When tungsten oxide is employed as the electrochromic imaging material and an electrical field is applied between the electrodes, a blue coloration of the previously transparent electrochromic layer occurs, i.e., the persistent electrochromic layer becomes absorptive of electromagnetic radiation over a band initially encompassing the red end of the visible spectrum, thereby rendering the imaging layer blue in appearance. Prior to the application of the electric field, the electrochromic imaging layer was essentially non-absorbent and thus transparent.
A fluid layer containing an acid may also be used as disclosed in U.S. Pat. No. 3,704,057. A preferred embodiment employs H2 SO4.
The porous insulating layer may be an inorganic or other solid material as disclosed in U.S. Pat. No. 3,578,843, e.g. silicon oxide or aluminum oxide. Also contemplated is a layer of porous glass as described in Product Engineering, February 1973, page 33.
As previously indicated, the counter-electrode may be any electrically conductive material which is light transmitting. Suitable metallic counter-electrode materials are disclosed in U.S. Pat. No. 3,704,057. Particularly good counter-electrode materials are palladium and gold.
The invention may be further understood by reference to the drawings in which
FIG. 1 is a front view of a light modulating device according to the invention.
FIG. 2 is a cross section of the electrochromic display device.

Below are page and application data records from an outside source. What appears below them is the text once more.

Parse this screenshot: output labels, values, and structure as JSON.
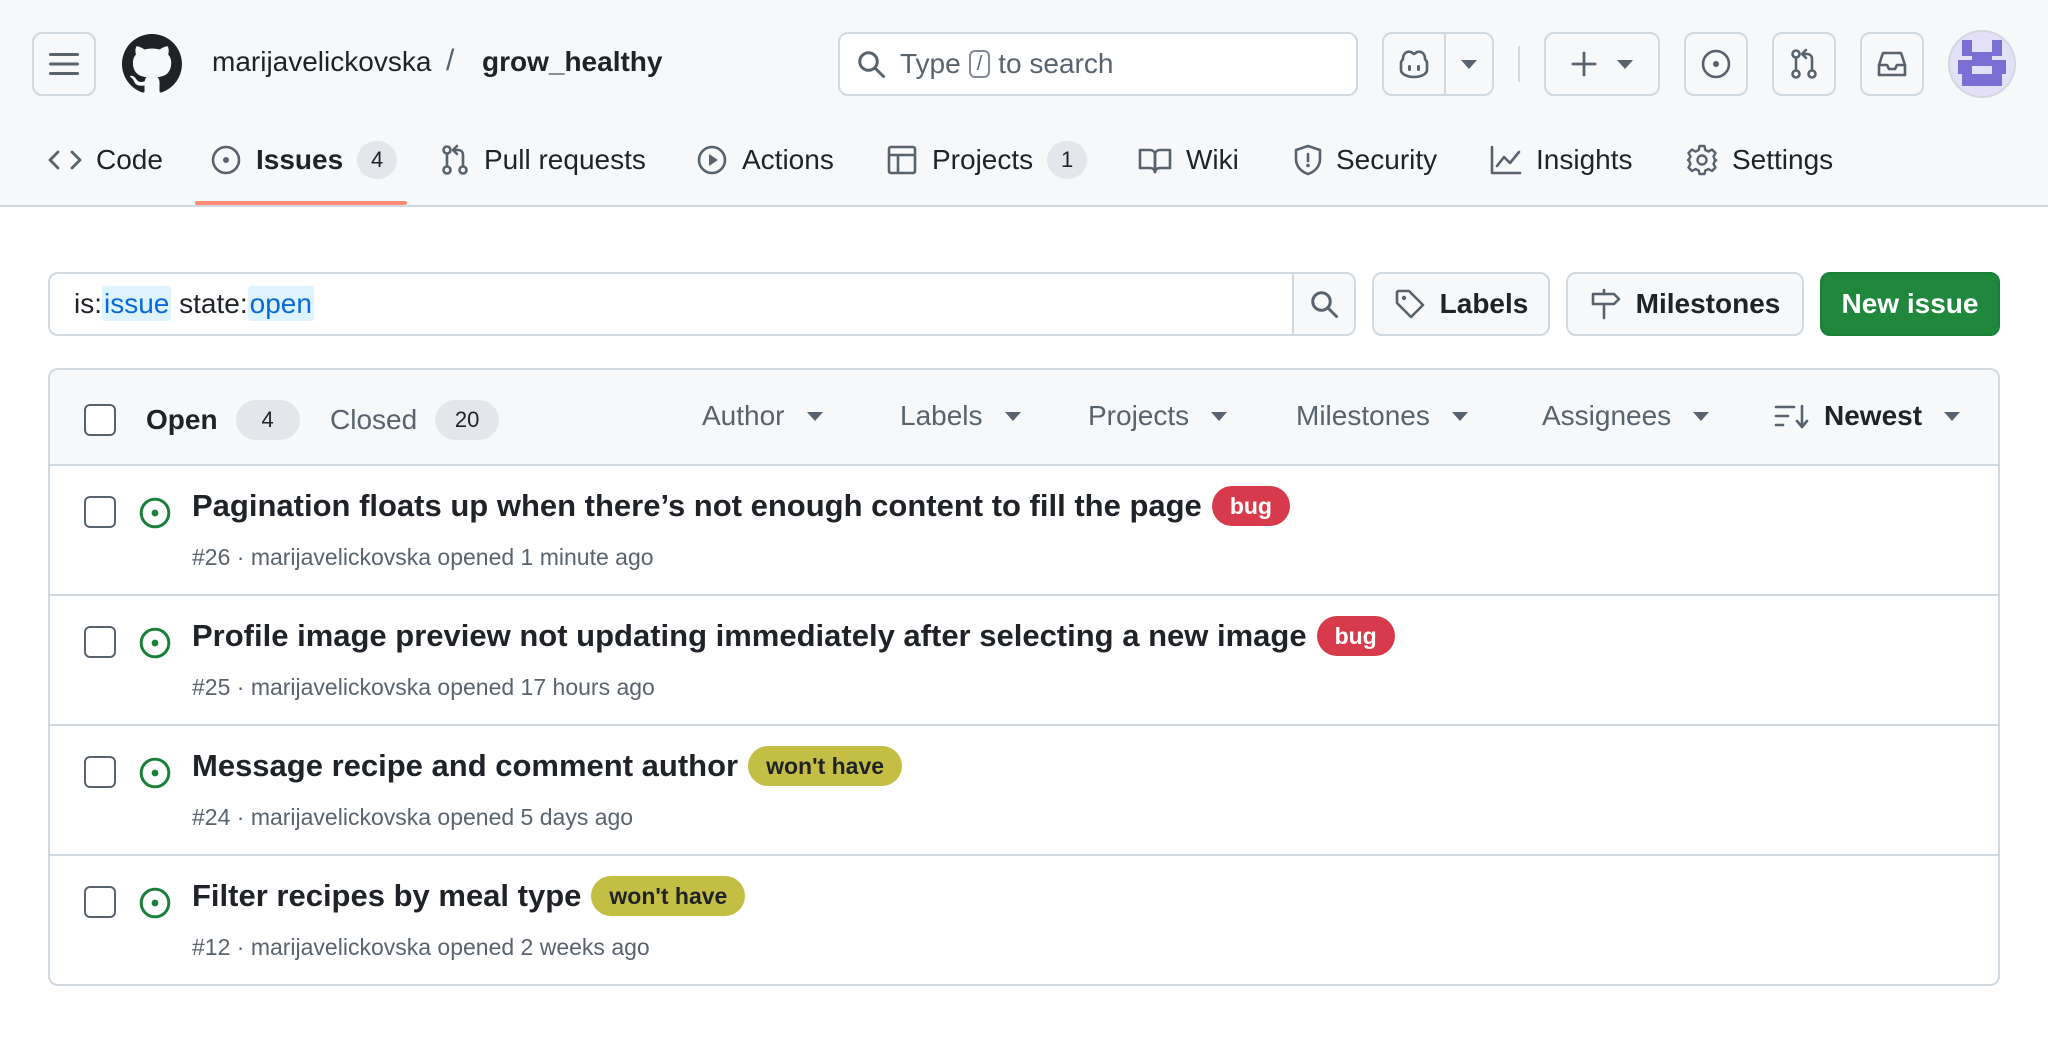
{
  "header": {
    "owner": "marijavelickovska",
    "separator": "/",
    "repo": "grow_healthy",
    "search": {
      "prefix": "Type",
      "key": "/",
      "suffix": "to search"
    }
  },
  "tabs": [
    {
      "label": "Code",
      "icon": "code-icon"
    },
    {
      "label": "Issues",
      "icon": "issue-opened-icon",
      "count": "4"
    },
    {
      "label": "Pull requests",
      "icon": "git-pull-request-icon"
    },
    {
      "label": "Actions",
      "icon": "play-icon"
    },
    {
      "label": "Projects",
      "icon": "table-icon",
      "count": "1"
    },
    {
      "label": "Wiki",
      "icon": "book-icon"
    },
    {
      "label": "Security",
      "icon": "shield-icon"
    },
    {
      "label": "Insights",
      "icon": "graph-icon"
    },
    {
      "label": "Settings",
      "icon": "gear-icon"
    }
  ],
  "filter": {
    "parts": [
      "is:",
      "issue",
      " state:",
      "open"
    ],
    "labels_button": "Labels",
    "milestones_button": "Milestones",
    "new_issue_button": "New issue"
  },
  "list_header": {
    "open_label": "Open",
    "open_count": "4",
    "closed_label": "Closed",
    "closed_count": "20",
    "filters": [
      "Author",
      "Labels",
      "Projects",
      "Milestones",
      "Assignees"
    ],
    "sort_label": "Newest"
  },
  "colors": {
    "accent_green": "#1f883d",
    "open_icon_green": "#1a7f37",
    "bug_label": "#d73a4a",
    "wont_have_label": "#c5be45",
    "tab_underline": "#fd8c73"
  },
  "issues": [
    {
      "title": "Pagination floats up when there’s not enough content to fill the page",
      "label": "bug",
      "label_color": "#d73a4a",
      "label_text_color": "#ffffff",
      "meta": "#26 · marijavelickovska opened 1 minute ago"
    },
    {
      "title": "Profile image preview not updating immediately after selecting a new image",
      "label": "bug",
      "label_color": "#d73a4a",
      "label_text_color": "#ffffff",
      "meta": "#25 · marijavelickovska opened 17 hours ago"
    },
    {
      "title": "Message recipe and comment author",
      "label": "won't have",
      "label_color": "#c5be45",
      "label_text_color": "#1f2328",
      "meta": "#24 · marijavelickovska opened 5 days ago"
    },
    {
      "title": "Filter recipes by meal type",
      "label": "won't have",
      "label_color": "#c5be45",
      "label_text_color": "#1f2328",
      "meta": "#12 · marijavelickovska opened 2 weeks ago"
    }
  ]
}
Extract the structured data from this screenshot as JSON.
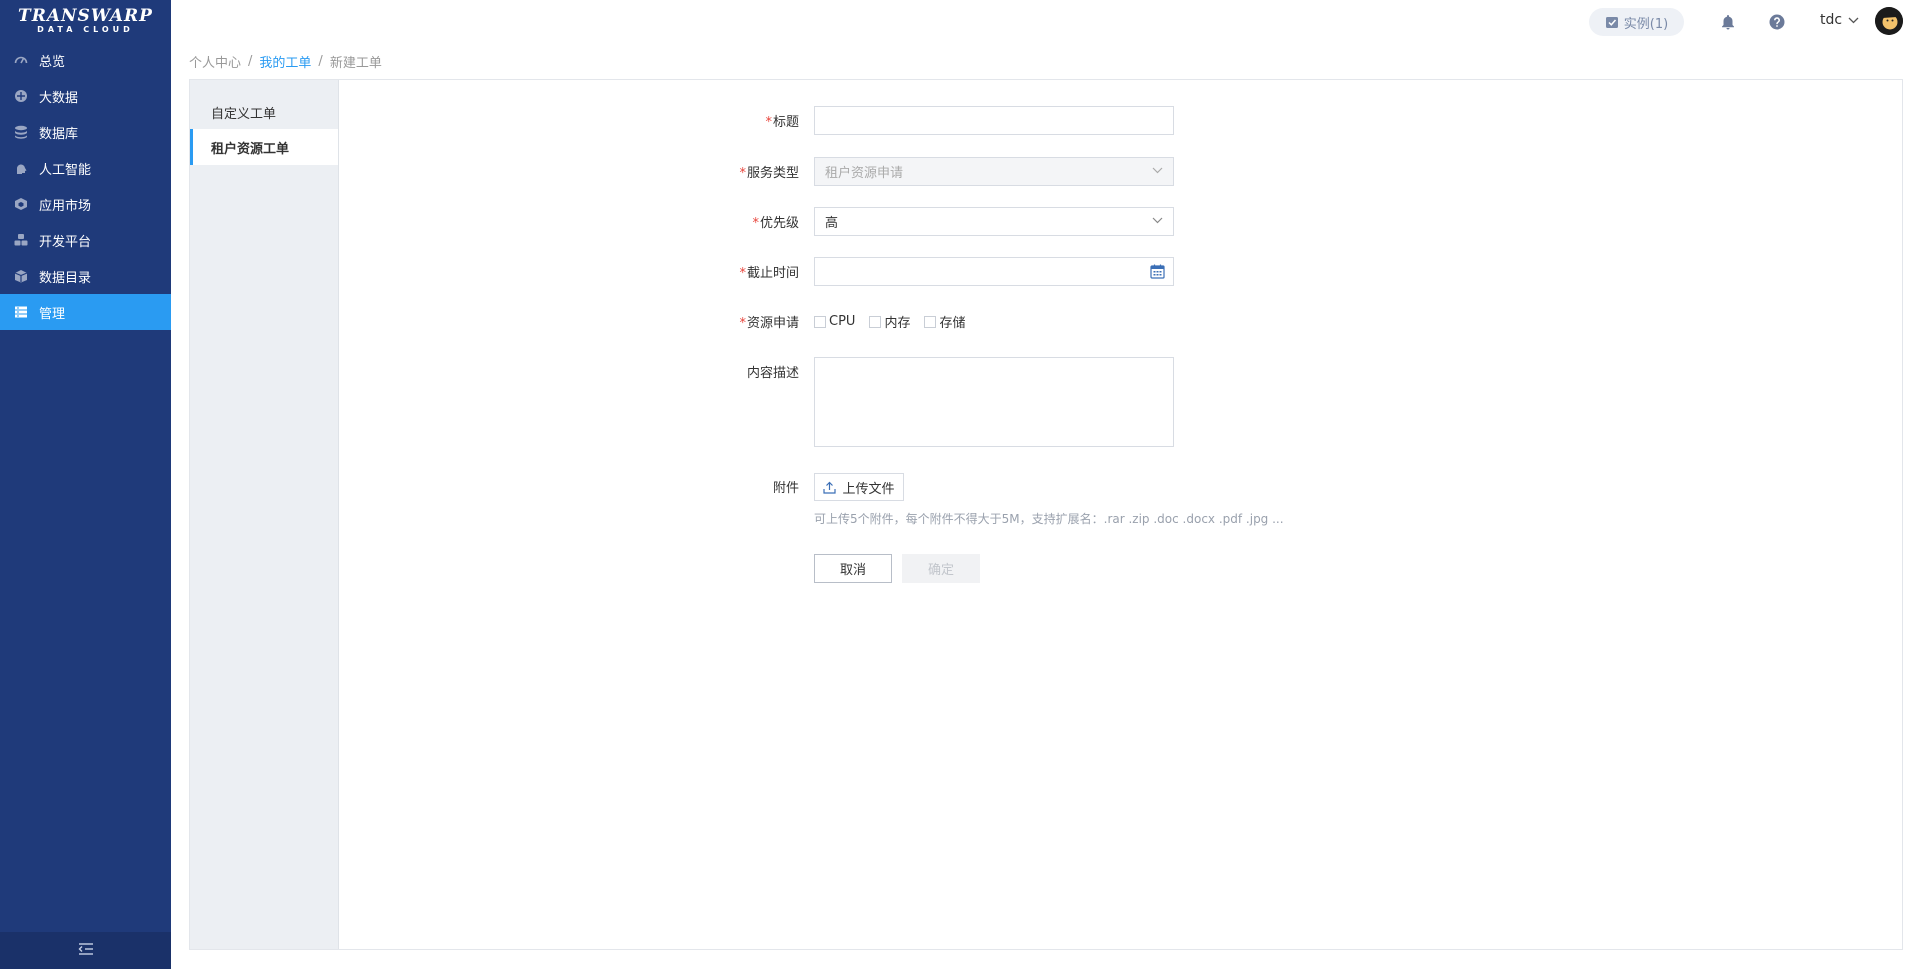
{
  "brand": {
    "name": "TRANSWARP",
    "tagline": "DATA CLOUD"
  },
  "sidebar": {
    "items": [
      {
        "label": "总览",
        "icon": "dashboard-gauge-icon",
        "active": false
      },
      {
        "label": "大数据",
        "icon": "big-data-icon",
        "active": false
      },
      {
        "label": "数据库",
        "icon": "database-icon",
        "active": false
      },
      {
        "label": "人工智能",
        "icon": "ai-brain-icon",
        "active": false
      },
      {
        "label": "应用市场",
        "icon": "app-market-icon",
        "active": false
      },
      {
        "label": "开发平台",
        "icon": "dev-platform-icon",
        "active": false
      },
      {
        "label": "数据目录",
        "icon": "data-catalog-icon",
        "active": false
      },
      {
        "label": "管理",
        "icon": "management-icon",
        "active": true
      }
    ],
    "collapse_icon": "collapse-menu-icon"
  },
  "header": {
    "instances_label": "实例(1)",
    "username": "tdc"
  },
  "breadcrumb": {
    "items": [
      "个人中心",
      "我的工单",
      "新建工单"
    ],
    "separator": "/"
  },
  "subnav": {
    "items": [
      {
        "label": "自定义工单",
        "active": false
      },
      {
        "label": "租户资源工单",
        "active": true
      }
    ]
  },
  "form": {
    "required_mark": "*",
    "title": {
      "label": "标题",
      "value": ""
    },
    "service_type": {
      "label": "服务类型",
      "value": "租户资源申请"
    },
    "priority": {
      "label": "优先级",
      "value": "高"
    },
    "deadline": {
      "label": "截止时间",
      "value": ""
    },
    "resource": {
      "label": "资源申请",
      "options": [
        {
          "label": "CPU",
          "checked": false
        },
        {
          "label": "内存",
          "checked": false
        },
        {
          "label": "存储",
          "checked": false
        }
      ]
    },
    "description": {
      "label": "内容描述",
      "value": ""
    },
    "attachment": {
      "label": "附件",
      "upload_label": "上传文件",
      "hint": "可上传5个附件，每个附件不得大于5M，支持扩展名：.rar .zip .doc .docx .pdf .jpg ..."
    },
    "cancel_label": "取消",
    "confirm_label": "确定"
  },
  "colors": {
    "sidebar_bg": "#1f3a7a",
    "accent": "#2a9bf2",
    "required": "#e8453c"
  }
}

As shown in FIGS. 1 and 2, the light modulating device consists of a front plate 1, consisting of a transparent or translucent material 2 such as glass or plastic, with a light transmitting layer 3, which is electrically conductive, e.g. tin oxide. The structure of 2 and 3 is available commercially as NESA glass. As shown, a layer of tungsten oxide 4 is deposited upon the tin oxide 3, and the tungsten oxide 4, has deposited on it sequentially a layer of a porous insulating material 5 such as Al2 O3, and on this a layer of a conductive metal 6 as a counter-electrode. A space 7 is provided to contain an acid electrolyte to wet the porous insulator 5. A non-conducting backing plate 8 and seal 9 close the device. The front electrode 1 is connected to a power source by means of connector 10, and the counter-electrode is connected to the power source by connector 11. The current modes for coloring and erasing are shown at switch 12. As illustrated, a viewer at station 13 could modulate transmission or sunlight (or other radiation) from point 14.
The device discussed and illustrated in FIGS. 1 and 2 could also operate in the reflecting mode by making the counter-electrode opaque. In this way the light to be modulated would come from the front of the device as seen by the viewer.
Moreover, an information display device could be fabricated with the structure of this invention, if the tungsten oxide layer is in the form of discrete dots or segments with the required electrical circuitry and logic means.